Two things made Bruce Willis the star he is today: Moonlighting and “Yippee-ki-yay.” Die Hard spawned the modern action movie, with its style and hard edge. Add in a mix of Hollywood’s best action writers, producer, and director, and you’ve got an American classic.
Merely looking at the credits of this film proves just how flawlessly things came together. Director John McTiernan gave us Predator in 1987, along with Die Hard 3. Writer Steven de Souza penned Running Man for Arnold Schwarzenegger and the video game adaptation Street Fighter (maybe the latter isn’t quite a positive). Finally, Jan de Bont gave us the cinematography for this and Basic Instinct while he later directed Speed.
Though Bruce Willis is the obvious focus, the entire movie is stolen by a brilliant performance from the terrorist lead, Alan Rickman. Within minutes of his on-screen appearance the audience instantly reviles him; his cold stare and violent ways of persuasion are the icing. More proof is the film’s best scene, which is surprisingly not based on action.
Late in the film, McClane and Rickman’s character, Hans, come face to face for the first time. Grueber ingeniously makes himself out to be an escaped hostage, begging for his life against a man who has no idea whom he’s facing. Sharing a cigarette while talking about the takeover, McClane hands Grueber a weapon, putting the audience on edge. It’s a flawless example of writing, direction, acting, and tension, a scene any aspiring filmmaker should watch. Few action movies attempt a sequence like this, let alone pull one off.

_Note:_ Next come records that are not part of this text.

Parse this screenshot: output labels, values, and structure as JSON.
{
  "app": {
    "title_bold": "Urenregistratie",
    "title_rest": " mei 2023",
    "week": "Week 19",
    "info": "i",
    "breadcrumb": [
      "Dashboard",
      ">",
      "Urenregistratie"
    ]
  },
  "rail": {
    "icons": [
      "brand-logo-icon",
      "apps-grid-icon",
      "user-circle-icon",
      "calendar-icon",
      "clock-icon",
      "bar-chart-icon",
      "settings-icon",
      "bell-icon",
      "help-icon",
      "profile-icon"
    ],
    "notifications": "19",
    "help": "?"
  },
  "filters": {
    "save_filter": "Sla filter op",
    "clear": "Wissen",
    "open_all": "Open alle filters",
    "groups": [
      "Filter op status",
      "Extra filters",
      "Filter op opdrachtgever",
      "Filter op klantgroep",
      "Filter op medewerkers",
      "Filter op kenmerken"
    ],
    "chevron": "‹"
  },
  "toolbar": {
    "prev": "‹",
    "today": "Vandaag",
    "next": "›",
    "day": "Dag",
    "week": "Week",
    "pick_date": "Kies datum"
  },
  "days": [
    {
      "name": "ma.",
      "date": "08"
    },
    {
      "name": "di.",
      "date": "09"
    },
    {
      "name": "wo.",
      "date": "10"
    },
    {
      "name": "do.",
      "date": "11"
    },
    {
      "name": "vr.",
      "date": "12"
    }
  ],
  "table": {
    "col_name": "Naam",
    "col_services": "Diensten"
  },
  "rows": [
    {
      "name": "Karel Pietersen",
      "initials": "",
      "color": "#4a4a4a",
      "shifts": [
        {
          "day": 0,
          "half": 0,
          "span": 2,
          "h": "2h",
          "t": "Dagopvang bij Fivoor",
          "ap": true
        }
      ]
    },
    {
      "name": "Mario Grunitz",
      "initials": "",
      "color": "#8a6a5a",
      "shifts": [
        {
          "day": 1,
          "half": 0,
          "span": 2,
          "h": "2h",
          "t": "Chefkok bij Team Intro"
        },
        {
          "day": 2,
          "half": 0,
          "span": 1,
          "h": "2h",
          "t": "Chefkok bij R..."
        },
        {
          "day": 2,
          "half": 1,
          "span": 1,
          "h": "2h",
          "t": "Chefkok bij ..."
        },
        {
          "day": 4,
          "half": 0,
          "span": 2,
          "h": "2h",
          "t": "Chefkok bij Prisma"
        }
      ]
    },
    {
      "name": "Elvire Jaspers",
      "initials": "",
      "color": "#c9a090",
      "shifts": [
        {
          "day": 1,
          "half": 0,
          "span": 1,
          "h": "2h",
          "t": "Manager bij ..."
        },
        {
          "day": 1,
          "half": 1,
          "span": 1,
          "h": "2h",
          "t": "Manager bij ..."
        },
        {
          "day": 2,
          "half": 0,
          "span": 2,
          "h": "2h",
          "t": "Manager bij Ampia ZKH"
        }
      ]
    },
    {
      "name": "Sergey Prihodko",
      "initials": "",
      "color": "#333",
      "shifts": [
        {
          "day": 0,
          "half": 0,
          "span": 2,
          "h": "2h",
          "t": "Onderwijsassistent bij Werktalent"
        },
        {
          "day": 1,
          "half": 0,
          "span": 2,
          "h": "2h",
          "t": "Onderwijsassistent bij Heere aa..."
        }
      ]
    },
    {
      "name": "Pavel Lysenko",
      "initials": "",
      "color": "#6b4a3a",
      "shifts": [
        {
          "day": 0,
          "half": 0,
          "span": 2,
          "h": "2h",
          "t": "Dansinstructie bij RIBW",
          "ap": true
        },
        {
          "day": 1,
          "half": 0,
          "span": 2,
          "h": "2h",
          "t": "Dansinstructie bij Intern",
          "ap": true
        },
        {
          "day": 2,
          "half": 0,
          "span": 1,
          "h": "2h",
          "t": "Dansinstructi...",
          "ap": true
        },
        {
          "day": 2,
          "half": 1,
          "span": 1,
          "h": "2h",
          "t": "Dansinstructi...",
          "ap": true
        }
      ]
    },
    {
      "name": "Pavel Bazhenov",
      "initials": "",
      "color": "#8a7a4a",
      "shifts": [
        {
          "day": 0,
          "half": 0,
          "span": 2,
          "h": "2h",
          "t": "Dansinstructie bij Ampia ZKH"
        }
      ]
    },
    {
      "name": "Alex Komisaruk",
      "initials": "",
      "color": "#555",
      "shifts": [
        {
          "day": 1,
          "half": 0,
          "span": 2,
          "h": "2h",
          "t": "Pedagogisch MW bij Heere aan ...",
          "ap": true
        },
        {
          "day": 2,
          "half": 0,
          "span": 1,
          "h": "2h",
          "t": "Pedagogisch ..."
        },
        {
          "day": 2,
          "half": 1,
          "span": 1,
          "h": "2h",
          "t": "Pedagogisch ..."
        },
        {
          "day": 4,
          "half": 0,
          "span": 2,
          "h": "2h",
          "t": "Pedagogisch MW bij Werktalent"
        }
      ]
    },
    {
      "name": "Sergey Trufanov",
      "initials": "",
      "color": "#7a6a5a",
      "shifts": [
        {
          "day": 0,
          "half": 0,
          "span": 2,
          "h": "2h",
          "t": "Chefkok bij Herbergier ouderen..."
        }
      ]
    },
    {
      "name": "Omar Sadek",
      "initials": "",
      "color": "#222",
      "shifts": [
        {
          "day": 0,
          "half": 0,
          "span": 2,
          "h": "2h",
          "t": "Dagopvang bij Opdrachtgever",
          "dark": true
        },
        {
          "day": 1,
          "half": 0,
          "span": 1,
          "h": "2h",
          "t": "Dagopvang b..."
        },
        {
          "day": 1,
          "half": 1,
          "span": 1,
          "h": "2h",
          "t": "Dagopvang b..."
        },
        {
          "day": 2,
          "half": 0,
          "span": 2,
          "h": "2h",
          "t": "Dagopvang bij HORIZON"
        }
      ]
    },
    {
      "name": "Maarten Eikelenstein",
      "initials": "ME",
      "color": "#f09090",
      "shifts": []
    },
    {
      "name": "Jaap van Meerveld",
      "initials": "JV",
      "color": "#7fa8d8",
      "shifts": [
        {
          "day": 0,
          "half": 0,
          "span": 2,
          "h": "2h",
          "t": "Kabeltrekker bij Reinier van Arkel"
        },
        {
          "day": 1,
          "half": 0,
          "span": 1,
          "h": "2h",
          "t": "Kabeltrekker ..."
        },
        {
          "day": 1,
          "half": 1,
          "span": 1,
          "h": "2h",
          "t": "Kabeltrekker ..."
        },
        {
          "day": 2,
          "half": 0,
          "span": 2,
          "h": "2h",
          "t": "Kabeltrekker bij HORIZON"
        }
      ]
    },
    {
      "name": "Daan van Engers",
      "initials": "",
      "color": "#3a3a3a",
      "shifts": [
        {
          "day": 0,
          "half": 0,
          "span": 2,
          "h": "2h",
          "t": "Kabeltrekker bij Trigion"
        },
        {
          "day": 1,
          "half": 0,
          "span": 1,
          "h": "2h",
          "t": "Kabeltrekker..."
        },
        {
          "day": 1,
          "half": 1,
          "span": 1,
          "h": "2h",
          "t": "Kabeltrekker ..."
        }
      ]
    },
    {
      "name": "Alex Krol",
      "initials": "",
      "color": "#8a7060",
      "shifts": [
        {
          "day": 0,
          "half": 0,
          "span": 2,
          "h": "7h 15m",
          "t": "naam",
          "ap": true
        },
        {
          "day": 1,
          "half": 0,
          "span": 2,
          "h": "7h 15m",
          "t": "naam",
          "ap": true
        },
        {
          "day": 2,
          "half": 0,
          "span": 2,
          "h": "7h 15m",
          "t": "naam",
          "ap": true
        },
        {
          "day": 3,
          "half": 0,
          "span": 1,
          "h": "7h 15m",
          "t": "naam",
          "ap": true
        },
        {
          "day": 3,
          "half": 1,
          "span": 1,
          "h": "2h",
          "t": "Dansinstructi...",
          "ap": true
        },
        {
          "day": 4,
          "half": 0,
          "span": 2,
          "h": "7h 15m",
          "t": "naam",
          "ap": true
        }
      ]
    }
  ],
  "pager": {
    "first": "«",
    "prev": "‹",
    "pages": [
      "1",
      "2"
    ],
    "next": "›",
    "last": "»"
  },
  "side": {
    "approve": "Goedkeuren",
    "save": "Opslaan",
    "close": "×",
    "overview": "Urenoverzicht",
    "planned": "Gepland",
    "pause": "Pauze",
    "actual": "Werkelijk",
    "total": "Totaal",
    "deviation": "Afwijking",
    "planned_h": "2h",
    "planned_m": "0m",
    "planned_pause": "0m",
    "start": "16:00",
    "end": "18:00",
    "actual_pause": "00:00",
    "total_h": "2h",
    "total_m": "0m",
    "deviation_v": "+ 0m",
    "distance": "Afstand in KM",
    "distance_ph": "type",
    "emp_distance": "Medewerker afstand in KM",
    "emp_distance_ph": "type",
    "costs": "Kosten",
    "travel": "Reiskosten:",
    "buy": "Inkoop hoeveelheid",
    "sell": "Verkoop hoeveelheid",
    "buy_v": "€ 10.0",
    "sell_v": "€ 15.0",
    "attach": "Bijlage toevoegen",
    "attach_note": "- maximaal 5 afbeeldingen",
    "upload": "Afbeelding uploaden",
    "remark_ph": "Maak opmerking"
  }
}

Of course, the action is what made the film so famous in the first place, and Die Hard contains it in droves. The special effects, which are still superb nearly 20 years later, were nominated for an Oscar. The shootouts are a template for every action scene to come after it and the hand-to-hand combat fights are the stuff classics are made of.
Die Hard looks as expected. For a 20-year-old film, the format provides a solid, if unspectacular level of detail and sharpness. The movie was shot in relatively low light, lending a murky, drab quality to most scenes. Black levels are fair, and the entire transfer is flat because of it. Colors are faded, dull and lacking vibrancy. It oddly suits the film, but the explosions take the brunt of the problem. It’s a noticeable improvement over the stack of DVD releases over the years, but only worth an upgrade to long-time fans.
The audio is likewise faded, with the occasional hiss and flat overall tone. Action is nearly front loaded throughout, though the final explosion does offer a nice array of debris falling. Bass is powerful, though obviously not part of the original track. The remastering is apparent.
Years ago, Fox released the Die Hard trilogy in a box set. Each movie was given a deluxe treatment, and yet here we sit with a Blu-ray edition missing a slew of those extras.
Things begin with multiple commentary tracks. The first comes from McTiernan and Jackson Degovia, the production designer. Special effects designer Richard Edlund gets his own track, though he only talks during scenes that feature his work. Finally, a subtitle track features thoughts from the cast and crew, picking out things while providing some great information.
Extra footage of the newscasts features various mistakes and short extended scenes. Loads of trailers and promo clips finish the disc off, unless you’re one of two people in the world with a D-Box motion control system in your home. If you are, this one supports it.